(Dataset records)

###

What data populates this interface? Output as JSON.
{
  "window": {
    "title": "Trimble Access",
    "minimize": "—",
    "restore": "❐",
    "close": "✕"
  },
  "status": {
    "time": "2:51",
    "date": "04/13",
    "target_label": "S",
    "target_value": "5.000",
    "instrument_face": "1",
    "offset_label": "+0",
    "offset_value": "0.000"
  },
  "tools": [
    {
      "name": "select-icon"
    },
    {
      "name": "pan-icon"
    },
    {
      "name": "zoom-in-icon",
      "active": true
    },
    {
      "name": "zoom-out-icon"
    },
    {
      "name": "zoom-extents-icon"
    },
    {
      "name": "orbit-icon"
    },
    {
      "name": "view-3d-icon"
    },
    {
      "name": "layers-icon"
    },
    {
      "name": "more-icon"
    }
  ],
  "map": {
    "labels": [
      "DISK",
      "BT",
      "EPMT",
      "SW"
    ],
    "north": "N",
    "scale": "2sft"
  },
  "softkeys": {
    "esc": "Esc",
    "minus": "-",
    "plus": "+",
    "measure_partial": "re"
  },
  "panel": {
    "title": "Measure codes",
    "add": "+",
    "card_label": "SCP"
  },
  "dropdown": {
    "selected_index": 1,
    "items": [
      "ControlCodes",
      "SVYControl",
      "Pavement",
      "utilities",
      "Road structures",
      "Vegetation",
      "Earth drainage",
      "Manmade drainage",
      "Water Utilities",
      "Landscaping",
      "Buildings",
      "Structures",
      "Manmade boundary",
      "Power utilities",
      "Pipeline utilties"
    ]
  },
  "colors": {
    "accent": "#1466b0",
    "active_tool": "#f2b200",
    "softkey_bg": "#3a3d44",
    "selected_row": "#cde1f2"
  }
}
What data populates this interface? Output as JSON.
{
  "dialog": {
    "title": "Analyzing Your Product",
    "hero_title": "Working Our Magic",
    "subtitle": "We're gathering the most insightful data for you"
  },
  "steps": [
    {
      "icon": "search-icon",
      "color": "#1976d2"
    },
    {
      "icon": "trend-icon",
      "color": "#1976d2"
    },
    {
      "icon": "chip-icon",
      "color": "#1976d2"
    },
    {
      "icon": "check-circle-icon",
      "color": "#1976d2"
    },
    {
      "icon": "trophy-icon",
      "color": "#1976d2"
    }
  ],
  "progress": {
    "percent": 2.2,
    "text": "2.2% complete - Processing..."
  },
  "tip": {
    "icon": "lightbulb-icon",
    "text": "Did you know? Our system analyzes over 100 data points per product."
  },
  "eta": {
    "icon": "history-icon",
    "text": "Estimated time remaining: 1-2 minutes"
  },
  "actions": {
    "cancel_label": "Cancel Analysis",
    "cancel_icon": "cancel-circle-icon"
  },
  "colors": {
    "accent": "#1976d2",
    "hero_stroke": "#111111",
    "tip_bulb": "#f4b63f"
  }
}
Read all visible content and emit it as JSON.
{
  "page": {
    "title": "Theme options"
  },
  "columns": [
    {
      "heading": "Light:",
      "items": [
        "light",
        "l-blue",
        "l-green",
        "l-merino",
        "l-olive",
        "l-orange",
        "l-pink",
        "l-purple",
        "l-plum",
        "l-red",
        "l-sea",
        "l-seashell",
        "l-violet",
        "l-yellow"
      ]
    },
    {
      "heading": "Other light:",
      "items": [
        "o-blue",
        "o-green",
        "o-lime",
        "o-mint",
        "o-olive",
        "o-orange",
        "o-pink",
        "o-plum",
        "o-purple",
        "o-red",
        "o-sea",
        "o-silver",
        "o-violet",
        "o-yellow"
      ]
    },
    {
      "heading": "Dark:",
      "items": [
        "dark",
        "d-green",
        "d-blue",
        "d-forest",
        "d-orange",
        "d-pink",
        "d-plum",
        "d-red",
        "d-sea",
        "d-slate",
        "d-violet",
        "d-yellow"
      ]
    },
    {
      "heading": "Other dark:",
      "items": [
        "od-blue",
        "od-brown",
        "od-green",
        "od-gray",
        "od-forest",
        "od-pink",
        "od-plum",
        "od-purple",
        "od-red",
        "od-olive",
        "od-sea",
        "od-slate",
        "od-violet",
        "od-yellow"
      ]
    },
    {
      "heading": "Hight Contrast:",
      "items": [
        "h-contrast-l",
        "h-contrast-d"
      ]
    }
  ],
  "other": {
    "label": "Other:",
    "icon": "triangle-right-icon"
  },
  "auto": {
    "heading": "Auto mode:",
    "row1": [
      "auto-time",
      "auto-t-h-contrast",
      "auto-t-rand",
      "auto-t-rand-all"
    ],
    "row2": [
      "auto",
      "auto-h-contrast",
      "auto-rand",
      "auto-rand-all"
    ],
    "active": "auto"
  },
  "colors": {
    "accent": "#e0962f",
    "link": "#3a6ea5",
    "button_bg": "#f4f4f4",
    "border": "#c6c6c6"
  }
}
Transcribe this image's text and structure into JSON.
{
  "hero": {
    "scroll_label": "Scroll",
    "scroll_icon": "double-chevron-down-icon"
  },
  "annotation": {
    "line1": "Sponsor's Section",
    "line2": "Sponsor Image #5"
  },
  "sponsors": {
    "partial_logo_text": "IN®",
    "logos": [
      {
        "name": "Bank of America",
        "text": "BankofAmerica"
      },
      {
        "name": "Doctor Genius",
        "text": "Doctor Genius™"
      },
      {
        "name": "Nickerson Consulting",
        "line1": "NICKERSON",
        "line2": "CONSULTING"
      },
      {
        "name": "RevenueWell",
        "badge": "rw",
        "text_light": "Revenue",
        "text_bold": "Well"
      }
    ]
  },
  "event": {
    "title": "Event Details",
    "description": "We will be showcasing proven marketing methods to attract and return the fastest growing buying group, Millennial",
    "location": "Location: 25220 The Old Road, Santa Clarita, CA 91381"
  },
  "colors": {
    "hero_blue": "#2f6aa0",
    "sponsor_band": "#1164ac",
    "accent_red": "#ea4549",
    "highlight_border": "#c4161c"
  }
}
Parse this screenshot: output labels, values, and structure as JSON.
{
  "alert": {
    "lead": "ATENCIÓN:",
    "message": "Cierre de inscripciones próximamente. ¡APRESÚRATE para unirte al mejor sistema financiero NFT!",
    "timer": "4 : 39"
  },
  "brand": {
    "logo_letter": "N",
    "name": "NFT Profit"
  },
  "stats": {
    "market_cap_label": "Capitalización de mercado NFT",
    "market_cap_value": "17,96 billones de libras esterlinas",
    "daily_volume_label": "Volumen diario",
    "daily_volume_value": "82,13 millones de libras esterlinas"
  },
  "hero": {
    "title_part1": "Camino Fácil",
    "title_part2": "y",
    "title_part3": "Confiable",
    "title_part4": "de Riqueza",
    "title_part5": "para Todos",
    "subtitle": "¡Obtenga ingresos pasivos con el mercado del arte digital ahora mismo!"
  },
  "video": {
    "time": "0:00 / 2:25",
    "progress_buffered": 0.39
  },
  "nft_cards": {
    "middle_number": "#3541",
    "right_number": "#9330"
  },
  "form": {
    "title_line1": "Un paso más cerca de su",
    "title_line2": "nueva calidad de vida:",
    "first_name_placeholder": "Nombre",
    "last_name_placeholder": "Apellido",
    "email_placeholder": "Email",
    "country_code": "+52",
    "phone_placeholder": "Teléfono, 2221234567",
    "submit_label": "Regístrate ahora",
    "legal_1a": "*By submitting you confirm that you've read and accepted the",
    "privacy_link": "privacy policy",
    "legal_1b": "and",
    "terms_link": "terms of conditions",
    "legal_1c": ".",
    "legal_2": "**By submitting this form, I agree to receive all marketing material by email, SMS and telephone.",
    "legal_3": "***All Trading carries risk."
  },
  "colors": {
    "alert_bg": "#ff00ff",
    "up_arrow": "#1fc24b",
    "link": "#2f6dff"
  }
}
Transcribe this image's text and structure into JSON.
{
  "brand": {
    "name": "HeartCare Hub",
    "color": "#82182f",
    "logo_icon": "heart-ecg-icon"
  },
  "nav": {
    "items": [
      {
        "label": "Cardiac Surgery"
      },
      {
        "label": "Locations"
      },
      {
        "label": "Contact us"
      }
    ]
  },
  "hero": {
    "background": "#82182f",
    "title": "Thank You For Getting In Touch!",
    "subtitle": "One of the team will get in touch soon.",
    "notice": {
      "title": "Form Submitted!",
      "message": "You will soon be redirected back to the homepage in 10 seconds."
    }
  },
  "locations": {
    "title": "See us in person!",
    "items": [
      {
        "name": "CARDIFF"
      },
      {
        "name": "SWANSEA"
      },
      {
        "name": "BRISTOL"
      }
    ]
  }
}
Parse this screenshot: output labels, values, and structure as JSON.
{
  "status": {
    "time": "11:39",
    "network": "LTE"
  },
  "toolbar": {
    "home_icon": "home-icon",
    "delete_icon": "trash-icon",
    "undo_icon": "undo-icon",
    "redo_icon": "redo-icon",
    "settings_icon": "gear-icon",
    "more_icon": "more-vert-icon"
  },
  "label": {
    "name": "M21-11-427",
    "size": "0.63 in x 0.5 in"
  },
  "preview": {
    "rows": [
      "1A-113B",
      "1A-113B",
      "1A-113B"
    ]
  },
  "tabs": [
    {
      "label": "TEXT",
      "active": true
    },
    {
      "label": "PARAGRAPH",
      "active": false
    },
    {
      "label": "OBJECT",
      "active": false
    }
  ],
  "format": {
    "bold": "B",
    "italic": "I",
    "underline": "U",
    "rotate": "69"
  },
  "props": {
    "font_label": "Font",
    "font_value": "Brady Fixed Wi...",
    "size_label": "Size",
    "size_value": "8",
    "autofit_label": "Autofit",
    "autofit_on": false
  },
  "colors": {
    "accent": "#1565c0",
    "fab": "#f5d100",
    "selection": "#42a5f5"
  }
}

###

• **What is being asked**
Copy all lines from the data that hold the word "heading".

• **Written response**
      "heading": "Light:",
      "heading": "Other light:",
      "heading": "Dark:",
      "heading": "Other dark:",
      "heading": "Hight Contrast:",
    "heading": "Auto mode:",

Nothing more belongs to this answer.